[WHAT IS NEEDED]
Word for word, copy the listing below and leave out its images.

[DATA SUPPLIED]
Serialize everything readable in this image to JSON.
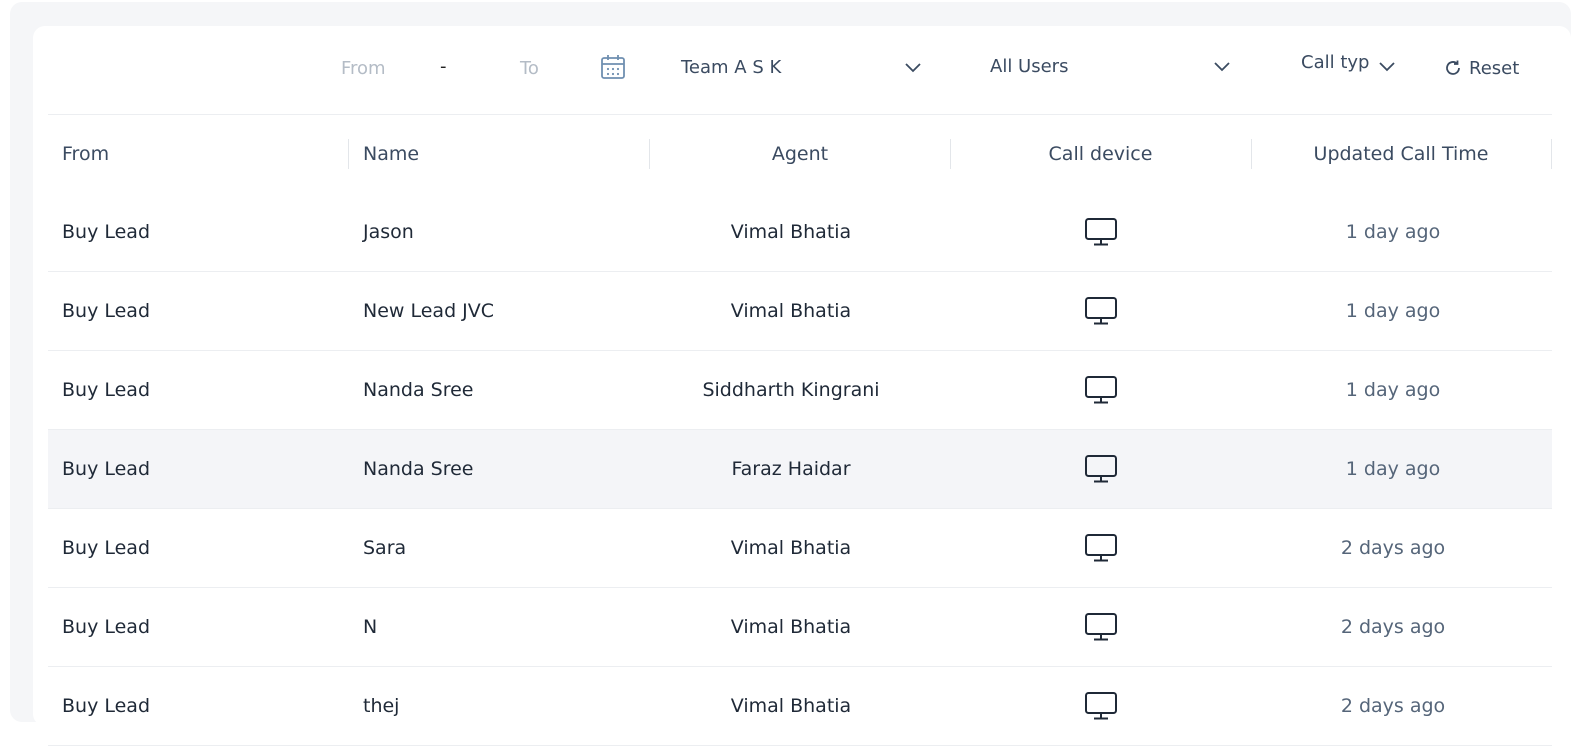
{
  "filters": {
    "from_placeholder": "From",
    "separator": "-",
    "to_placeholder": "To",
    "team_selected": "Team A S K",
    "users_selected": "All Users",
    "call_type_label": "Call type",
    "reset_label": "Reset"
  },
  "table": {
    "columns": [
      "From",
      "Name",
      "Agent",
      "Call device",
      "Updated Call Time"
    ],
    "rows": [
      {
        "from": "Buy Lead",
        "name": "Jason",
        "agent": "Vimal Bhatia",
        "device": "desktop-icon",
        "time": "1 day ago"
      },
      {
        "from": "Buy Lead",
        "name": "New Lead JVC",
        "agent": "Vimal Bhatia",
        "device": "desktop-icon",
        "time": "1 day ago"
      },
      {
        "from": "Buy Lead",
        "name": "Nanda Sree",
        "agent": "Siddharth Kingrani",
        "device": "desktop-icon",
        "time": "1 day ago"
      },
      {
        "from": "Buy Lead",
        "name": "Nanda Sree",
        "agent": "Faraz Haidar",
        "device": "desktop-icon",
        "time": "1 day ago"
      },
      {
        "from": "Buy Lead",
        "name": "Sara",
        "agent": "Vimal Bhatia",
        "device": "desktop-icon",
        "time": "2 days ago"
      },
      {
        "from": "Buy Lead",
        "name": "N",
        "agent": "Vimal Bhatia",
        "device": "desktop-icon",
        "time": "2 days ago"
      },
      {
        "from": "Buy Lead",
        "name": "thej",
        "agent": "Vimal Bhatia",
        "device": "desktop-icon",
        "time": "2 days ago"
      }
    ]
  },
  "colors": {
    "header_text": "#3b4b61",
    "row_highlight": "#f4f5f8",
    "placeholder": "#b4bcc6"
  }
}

[ANSWER AREA]
Serialize everything readable in this image to JSON.
{
  "filters": {
    "from_placeholder": "From",
    "separator": "-",
    "to_placeholder": "To",
    "team_selected": "Team A S K",
    "users_selected": "All Users",
    "call_type_label": "Call type",
    "reset_label": "Reset"
  },
  "table": {
    "columns": [
      "From",
      "Name",
      "Agent",
      "Call device",
      "Updated Call Time"
    ],
    "rows": [
      {
        "from": "Buy Lead",
        "name": "Jason",
        "agent": "Vimal Bhatia",
        "device": "desktop-icon",
        "time": "1 day ago"
      },
      {
        "from": "Buy Lead",
        "name": "New Lead JVC",
        "agent": "Vimal Bhatia",
        "device": "desktop-icon",
        "time": "1 day ago"
      },
      {
        "from": "Buy Lead",
        "name": "Nanda Sree",
        "agent": "Siddharth Kingrani",
        "device": "desktop-icon",
        "time": "1 day ago"
      },
      {
        "from": "Buy Lead",
        "name": "Nanda Sree",
        "agent": "Faraz Haidar",
        "device": "desktop-icon",
        "time": "1 day ago"
      },
      {
        "from": "Buy Lead",
        "name": "Sara",
        "agent": "Vimal Bhatia",
        "device": "desktop-icon",
        "time": "2 days ago"
      },
      {
        "from": "Buy Lead",
        "name": "N",
        "agent": "Vimal Bhatia",
        "device": "desktop-icon",
        "time": "2 days ago"
      },
      {
        "from": "Buy Lead",
        "name": "thej",
        "agent": "Vimal Bhatia",
        "device": "desktop-icon",
        "time": "2 days ago"
      }
    ]
  },
  "colors": {
    "header_text": "#3b4b61",
    "row_highlight": "#f4f5f8",
    "placeholder": "#b4bcc6"
  }
}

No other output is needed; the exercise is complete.